══ Task material

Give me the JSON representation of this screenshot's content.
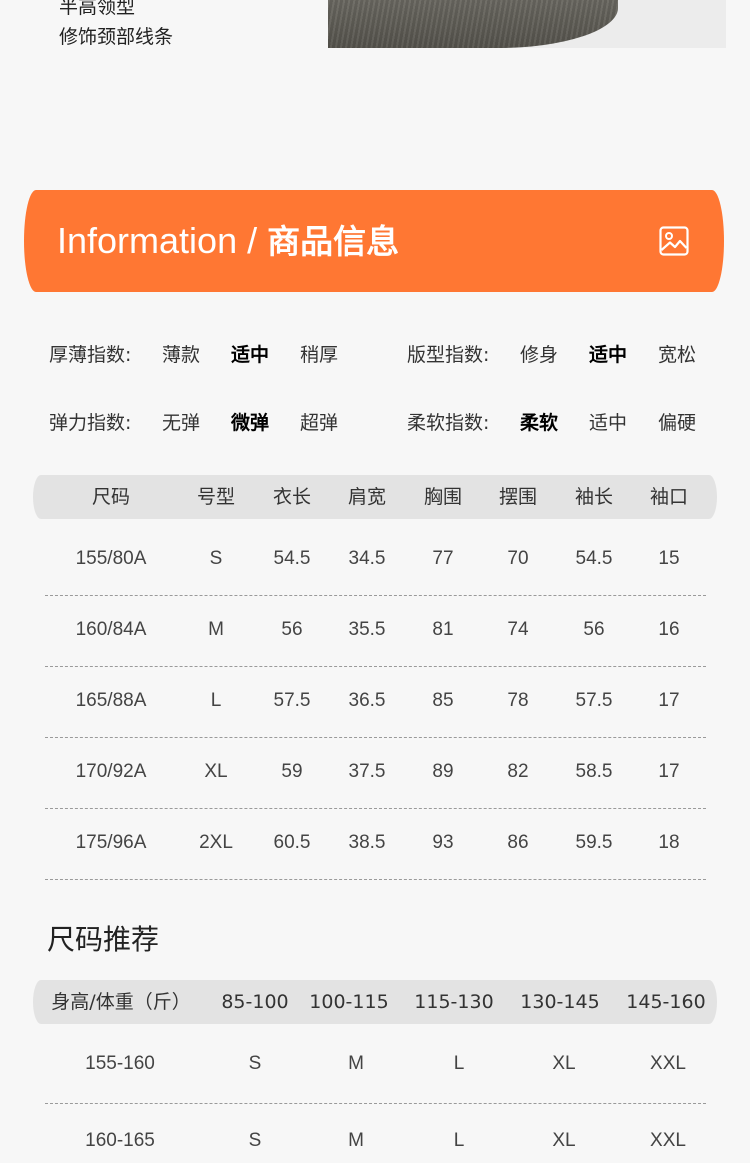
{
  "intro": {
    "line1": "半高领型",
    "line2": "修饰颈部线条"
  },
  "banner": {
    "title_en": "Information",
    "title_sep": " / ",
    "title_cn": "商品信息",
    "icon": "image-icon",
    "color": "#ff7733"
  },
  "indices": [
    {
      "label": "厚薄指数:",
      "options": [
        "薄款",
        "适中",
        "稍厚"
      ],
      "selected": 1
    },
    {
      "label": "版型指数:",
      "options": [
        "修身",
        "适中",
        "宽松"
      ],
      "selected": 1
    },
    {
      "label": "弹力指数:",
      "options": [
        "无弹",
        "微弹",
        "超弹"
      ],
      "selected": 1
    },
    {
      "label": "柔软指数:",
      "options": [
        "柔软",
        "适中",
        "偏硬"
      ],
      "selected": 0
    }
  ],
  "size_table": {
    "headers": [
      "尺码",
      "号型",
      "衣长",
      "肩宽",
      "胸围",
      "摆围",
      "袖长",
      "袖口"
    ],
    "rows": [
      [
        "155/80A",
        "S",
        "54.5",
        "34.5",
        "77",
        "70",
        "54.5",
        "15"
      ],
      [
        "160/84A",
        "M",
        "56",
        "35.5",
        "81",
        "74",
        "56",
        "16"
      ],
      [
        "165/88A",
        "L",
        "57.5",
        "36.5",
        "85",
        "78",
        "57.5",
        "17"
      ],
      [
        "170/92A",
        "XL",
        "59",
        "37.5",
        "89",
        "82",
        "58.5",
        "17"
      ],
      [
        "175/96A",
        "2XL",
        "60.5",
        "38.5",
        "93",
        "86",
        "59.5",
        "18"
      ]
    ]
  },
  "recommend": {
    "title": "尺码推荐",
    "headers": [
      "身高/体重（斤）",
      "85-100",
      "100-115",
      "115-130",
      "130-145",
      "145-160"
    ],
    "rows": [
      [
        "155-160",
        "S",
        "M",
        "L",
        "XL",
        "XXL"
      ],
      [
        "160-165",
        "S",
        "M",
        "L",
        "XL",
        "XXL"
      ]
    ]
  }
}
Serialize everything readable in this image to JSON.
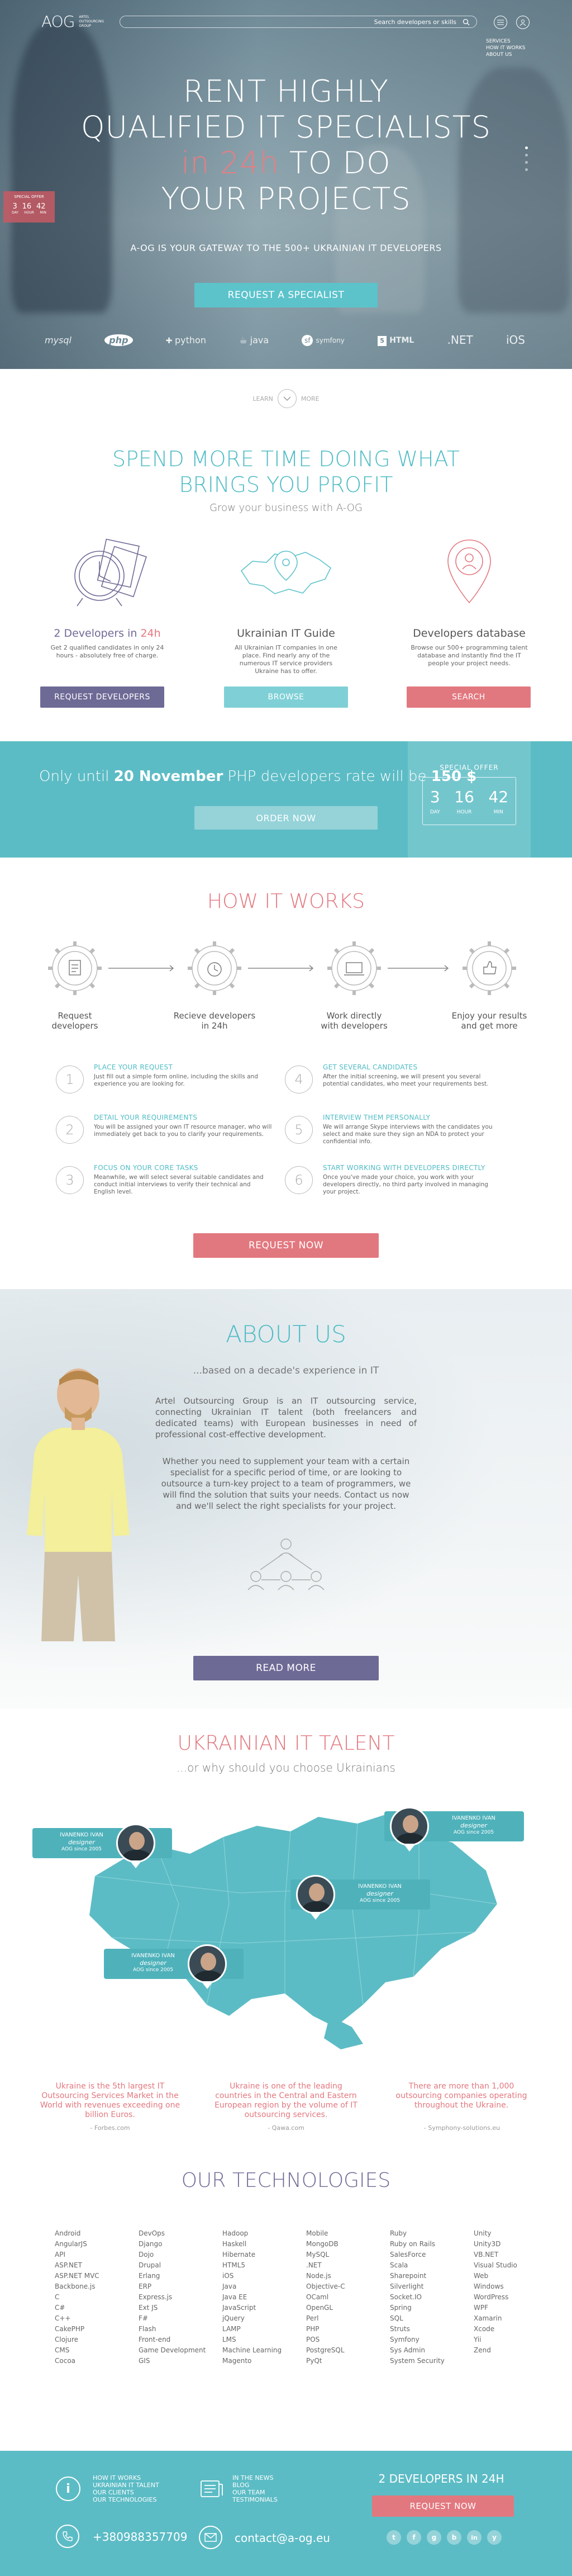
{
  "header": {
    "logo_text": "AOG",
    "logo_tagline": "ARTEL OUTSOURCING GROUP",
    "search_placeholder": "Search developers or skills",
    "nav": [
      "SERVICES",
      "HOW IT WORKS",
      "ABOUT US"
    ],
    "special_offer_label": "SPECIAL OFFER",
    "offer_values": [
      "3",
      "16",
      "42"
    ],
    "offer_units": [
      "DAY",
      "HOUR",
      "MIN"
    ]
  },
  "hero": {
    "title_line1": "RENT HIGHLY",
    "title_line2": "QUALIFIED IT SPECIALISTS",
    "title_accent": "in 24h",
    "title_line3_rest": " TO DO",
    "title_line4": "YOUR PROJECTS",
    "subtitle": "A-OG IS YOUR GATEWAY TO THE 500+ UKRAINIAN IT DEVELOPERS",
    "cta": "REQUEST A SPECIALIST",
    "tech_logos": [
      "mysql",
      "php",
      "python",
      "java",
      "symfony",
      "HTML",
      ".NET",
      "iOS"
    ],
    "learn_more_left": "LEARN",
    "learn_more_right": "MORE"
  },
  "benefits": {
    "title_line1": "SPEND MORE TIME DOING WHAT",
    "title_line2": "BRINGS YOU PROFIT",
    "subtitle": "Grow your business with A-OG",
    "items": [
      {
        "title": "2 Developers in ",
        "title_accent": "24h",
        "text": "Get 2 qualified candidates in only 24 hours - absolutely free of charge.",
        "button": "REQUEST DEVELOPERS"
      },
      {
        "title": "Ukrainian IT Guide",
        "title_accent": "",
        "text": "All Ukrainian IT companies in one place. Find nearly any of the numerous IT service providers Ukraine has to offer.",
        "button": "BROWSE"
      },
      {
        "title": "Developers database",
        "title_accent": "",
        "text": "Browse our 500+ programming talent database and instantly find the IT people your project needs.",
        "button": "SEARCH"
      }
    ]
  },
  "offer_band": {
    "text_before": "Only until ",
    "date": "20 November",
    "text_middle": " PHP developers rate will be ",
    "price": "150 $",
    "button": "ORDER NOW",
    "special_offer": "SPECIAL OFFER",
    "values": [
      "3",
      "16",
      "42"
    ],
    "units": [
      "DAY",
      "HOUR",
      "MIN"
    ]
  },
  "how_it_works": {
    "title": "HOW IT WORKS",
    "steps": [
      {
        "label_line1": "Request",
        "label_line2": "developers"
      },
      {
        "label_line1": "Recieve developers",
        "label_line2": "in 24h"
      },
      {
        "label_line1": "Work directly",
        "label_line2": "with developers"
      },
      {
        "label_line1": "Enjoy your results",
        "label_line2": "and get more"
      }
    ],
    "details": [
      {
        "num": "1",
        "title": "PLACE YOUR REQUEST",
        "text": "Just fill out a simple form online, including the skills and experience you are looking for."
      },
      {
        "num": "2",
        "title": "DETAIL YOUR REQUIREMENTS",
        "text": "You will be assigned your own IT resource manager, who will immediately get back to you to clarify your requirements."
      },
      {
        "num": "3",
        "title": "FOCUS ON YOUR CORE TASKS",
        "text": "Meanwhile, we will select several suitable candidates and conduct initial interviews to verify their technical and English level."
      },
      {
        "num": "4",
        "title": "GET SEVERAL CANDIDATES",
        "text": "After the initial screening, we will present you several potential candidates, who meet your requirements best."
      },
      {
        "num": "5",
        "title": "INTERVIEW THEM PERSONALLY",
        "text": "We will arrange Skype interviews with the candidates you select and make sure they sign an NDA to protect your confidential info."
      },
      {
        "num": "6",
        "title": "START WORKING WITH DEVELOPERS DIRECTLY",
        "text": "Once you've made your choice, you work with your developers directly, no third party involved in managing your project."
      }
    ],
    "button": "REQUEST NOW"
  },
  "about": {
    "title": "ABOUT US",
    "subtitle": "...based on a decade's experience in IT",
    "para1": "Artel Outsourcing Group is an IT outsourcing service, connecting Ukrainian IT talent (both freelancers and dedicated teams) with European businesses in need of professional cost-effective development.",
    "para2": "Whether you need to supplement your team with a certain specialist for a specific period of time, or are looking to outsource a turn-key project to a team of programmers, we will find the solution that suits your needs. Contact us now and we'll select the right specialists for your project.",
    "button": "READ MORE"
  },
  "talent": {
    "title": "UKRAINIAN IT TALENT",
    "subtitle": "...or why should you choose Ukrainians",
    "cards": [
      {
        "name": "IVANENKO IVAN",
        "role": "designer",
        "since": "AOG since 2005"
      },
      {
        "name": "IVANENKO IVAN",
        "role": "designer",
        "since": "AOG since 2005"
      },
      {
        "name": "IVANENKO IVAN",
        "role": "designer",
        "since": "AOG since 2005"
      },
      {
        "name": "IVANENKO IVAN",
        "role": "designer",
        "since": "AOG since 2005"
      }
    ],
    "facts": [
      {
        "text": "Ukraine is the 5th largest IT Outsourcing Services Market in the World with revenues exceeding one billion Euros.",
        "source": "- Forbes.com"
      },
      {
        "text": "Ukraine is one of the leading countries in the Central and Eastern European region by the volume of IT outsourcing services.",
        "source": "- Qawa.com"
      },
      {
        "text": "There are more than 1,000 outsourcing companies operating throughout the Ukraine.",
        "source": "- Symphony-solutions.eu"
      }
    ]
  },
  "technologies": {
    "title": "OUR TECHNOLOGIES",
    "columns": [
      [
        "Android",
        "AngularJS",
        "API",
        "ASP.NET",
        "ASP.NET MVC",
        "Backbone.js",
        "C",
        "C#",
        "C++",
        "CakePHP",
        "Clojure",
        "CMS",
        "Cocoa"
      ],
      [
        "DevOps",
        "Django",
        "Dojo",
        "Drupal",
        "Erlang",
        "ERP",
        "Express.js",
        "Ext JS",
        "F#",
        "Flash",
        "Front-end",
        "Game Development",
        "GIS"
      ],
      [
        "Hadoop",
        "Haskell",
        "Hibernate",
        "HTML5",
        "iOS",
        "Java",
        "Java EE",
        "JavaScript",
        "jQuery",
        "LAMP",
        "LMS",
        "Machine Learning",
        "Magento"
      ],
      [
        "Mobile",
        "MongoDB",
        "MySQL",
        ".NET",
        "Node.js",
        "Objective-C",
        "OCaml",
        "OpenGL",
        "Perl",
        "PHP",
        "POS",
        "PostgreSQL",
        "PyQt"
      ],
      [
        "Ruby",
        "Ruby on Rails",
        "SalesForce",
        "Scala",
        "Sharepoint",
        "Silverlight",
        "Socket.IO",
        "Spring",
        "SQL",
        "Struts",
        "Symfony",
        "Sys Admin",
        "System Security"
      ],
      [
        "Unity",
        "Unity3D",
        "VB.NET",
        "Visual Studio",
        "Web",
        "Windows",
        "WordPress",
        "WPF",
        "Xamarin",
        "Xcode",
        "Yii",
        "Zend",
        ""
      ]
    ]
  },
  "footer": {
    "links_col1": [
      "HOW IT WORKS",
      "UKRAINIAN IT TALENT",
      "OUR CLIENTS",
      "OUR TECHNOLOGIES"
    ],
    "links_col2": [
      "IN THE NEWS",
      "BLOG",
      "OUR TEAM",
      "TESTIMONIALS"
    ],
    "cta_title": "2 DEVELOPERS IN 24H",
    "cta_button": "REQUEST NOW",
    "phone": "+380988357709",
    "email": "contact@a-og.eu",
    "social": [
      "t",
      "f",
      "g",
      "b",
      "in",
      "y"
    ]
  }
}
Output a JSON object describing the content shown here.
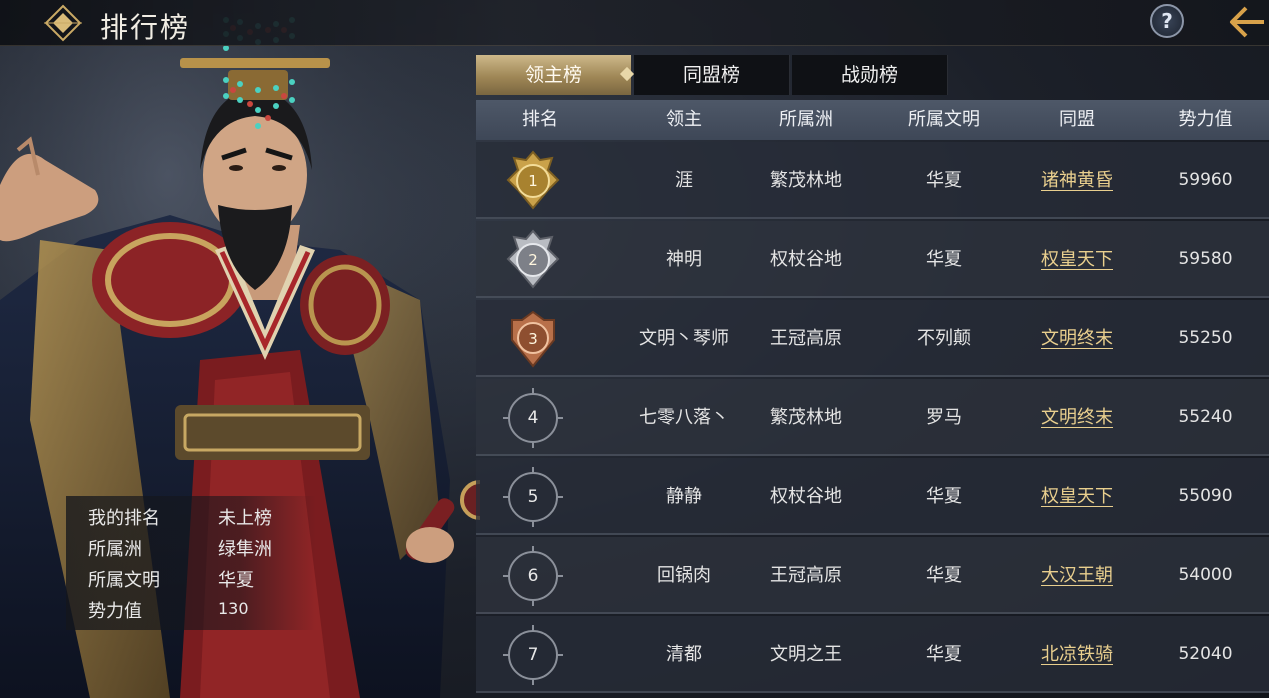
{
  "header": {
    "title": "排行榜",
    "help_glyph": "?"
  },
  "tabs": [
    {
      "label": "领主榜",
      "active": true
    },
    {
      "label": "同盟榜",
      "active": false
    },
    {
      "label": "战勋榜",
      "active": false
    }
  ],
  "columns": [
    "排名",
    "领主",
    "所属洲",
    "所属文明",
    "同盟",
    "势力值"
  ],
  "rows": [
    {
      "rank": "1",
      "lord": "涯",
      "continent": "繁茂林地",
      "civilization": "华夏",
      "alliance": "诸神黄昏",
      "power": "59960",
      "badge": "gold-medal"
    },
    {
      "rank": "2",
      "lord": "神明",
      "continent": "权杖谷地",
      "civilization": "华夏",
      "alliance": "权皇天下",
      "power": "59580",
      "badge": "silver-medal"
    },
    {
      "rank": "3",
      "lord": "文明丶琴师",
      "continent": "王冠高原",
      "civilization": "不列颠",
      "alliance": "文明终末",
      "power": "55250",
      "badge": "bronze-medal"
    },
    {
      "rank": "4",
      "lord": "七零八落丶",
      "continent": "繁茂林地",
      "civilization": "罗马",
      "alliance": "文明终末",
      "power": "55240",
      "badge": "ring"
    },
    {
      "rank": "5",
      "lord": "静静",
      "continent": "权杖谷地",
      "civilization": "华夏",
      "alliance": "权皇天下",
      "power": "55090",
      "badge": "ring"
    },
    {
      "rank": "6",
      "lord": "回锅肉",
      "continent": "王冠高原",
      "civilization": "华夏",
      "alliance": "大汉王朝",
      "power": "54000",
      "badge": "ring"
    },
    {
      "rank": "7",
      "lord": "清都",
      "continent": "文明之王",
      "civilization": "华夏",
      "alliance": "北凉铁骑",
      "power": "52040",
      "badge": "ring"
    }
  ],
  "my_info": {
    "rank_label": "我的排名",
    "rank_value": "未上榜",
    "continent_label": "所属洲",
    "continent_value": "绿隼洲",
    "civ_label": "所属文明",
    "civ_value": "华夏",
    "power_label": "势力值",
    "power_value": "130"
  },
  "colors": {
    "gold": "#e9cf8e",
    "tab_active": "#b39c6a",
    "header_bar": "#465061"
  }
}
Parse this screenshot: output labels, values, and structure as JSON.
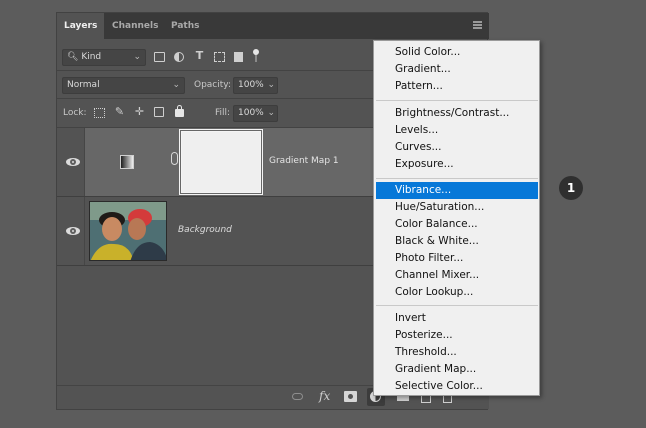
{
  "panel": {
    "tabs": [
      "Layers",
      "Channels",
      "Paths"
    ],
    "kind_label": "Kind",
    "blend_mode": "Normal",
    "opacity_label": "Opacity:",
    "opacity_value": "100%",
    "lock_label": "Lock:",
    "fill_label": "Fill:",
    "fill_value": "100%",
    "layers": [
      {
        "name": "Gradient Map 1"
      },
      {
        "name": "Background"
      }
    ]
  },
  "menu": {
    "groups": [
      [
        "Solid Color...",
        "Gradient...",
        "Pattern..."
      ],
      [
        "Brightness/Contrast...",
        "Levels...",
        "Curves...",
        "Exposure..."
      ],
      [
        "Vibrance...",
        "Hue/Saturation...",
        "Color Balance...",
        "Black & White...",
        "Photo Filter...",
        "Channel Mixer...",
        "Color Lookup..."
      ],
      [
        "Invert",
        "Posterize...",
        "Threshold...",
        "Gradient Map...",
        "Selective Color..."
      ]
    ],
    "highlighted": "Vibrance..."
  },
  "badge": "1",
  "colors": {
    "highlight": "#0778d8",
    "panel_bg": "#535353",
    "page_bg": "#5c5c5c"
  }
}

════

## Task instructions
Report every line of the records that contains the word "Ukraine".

## Exercise answer
        "text": "All Ukrainian IT companies in one place. Find nearly any of the numerous IT service providers Ukraine has to offer.",
        "text": "Ukraine is the 5th largest IT Outsourcing Services Market in the World with revenues exceeding one billion Euros.",
        "text": "Ukraine is one of the leading countries in the Central and Eastern European region by the volume of IT outsourcing services.",
        "text": "There are more than 1,000 outsourcing companies operating throughout the Ukraine.",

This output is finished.